Here are six signs that you may have TMD:

 

  1.    Headaches

If your bite is misaligned, it can cause teeth grinding, jaw tension, and even pressure on your trigeminal nerve, which exits through the TM joint. All of these can lead to persistent headaches, possibly including migraines.

 

  1.    Neck pain

TMD can cause spasms in the muscles of the neck, it is a common source of neck pain that may be accompanied by neck stiffness and crunching when you turn your head.

 

  1.    Clicking or popping in the jaw

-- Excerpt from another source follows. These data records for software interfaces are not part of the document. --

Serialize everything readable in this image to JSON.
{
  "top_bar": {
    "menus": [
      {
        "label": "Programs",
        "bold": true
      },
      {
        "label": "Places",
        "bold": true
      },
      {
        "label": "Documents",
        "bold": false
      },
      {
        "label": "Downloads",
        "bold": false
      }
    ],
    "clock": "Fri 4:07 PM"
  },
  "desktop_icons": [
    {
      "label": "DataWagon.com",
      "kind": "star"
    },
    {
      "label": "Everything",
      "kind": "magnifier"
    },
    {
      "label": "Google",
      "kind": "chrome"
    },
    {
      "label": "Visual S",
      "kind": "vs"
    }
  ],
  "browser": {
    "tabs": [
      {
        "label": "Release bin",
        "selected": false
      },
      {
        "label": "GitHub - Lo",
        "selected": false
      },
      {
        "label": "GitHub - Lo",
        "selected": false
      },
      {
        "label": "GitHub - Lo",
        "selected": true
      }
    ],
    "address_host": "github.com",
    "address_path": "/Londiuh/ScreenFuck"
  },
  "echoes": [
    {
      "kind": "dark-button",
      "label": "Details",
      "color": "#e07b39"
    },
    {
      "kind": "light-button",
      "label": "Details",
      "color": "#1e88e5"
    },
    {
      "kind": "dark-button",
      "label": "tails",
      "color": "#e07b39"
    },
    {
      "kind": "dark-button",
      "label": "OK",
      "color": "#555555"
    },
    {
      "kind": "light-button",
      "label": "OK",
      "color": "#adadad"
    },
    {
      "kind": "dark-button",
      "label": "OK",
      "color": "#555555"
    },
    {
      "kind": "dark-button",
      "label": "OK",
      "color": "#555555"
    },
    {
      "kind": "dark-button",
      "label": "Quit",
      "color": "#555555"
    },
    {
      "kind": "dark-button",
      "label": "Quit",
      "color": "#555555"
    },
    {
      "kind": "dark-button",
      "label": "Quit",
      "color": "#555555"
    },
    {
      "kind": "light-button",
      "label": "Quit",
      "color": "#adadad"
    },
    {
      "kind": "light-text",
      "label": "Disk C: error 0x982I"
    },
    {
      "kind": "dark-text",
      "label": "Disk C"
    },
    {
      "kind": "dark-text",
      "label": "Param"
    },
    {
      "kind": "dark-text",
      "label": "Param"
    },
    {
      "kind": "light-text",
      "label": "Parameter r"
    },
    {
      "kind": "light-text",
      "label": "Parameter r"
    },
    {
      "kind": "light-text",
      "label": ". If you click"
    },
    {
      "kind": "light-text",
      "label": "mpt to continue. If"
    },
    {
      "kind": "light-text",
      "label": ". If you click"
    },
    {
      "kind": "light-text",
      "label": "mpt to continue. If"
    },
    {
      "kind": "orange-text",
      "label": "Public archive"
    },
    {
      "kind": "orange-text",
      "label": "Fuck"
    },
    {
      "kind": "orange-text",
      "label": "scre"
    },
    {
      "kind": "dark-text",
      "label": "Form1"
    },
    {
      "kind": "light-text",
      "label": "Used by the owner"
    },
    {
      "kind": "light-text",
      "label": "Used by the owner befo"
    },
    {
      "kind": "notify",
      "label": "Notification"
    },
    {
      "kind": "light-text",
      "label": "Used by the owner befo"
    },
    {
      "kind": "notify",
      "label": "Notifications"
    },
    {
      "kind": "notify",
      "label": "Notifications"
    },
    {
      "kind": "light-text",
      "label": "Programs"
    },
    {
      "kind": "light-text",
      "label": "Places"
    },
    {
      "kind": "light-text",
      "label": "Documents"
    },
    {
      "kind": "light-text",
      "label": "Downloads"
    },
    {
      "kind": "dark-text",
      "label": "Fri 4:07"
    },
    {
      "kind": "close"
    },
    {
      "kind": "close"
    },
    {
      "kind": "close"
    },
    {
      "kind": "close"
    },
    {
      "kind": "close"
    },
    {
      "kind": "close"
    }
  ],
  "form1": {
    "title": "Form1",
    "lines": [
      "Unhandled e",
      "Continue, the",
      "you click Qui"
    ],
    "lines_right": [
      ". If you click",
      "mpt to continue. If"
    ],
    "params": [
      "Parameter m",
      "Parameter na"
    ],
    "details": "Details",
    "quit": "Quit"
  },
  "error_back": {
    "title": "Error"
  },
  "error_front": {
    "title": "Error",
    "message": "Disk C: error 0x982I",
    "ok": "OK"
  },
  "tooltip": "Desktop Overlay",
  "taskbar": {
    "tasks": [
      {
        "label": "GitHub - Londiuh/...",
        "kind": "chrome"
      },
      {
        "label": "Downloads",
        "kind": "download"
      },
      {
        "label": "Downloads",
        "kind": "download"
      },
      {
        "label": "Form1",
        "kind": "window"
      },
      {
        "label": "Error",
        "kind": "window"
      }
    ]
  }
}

This is the number one warning sign that you may have TMD, in part because it’s often the first symptom. When the jaw is misaligned, its structures don’t fit together correctly and can create the clicking and popping you hear and feel. If you have this, but no other symptoms, you are likely in the early stages of TMD. Good news: this is when the condition is most easily treated.

 

See your dentist right away!

 

  1.    Sore or constricted jaw opening

If your jaw won’t open wide, or it gets sore from eating or talking, you should not dismiss this as normal. It is a sign of a problem with the structures of your jaw that needs to be addressed.

 

  1.    Ringing in the Ears

About 80 percent of people suffering with TMD experience tinnitus, or ringing in the ears. It may be accompanied by dizziness and inner-ear pain. Spasm in the TM joint can put pressure against the ear and cause these symptoms.

 

  1.    Sleep issues

TMD can cause your airway to become blocked when you sleep, waking you up momentarily hundreds of times each night. Lack of refreshing sleep prevents physical, cognitive, and psychological recovery from the day prior and preparation for the day ahead, and its effects become magnified over time. Left untreated, it damages the immune system and sets the stage for a host of debilitating conditions, all of which seem unrelated.

 

You can see how debilitating TMD can become if left untreated. The good news is that it is often easy to treat, usually with non-invasive or minimally invasive treatments.

 

Here are the four broad categories of treatment:

 

  •         Oral Therapy: Patients with TMD often benefit from wearing custom-made oral splints or mouth guards that slowly correct the misalignment in their jaw.

 

  •         Physical Therapy: A PT using ultrasound, wet heat, and ice, along with stretching and strengthening exercises for the jaw. This can help relieve pain and reduce symptoms of TMD.

 

  •         Medications: Pain relievers, anti-inflammatories, and muscle relaxants are often used in conjunction with other therapies.

 

  •         Minimally-invasive Surgery: Needles can be injected into the joint to flush away debris and inflammatory byproducts. Some TMD cases can be treated with arthroscopic surgery, which requires just two small incisions and risks fewer complications than full surgery.

 

  •         Open-joint Surgery: The last resort for those whose TMD doesn’t respond to other treatments is surgery

 

The bottom line is that there is no reason to suffer with TMD and its myriad symptoms. See a dentist who treats TMD and live a full life.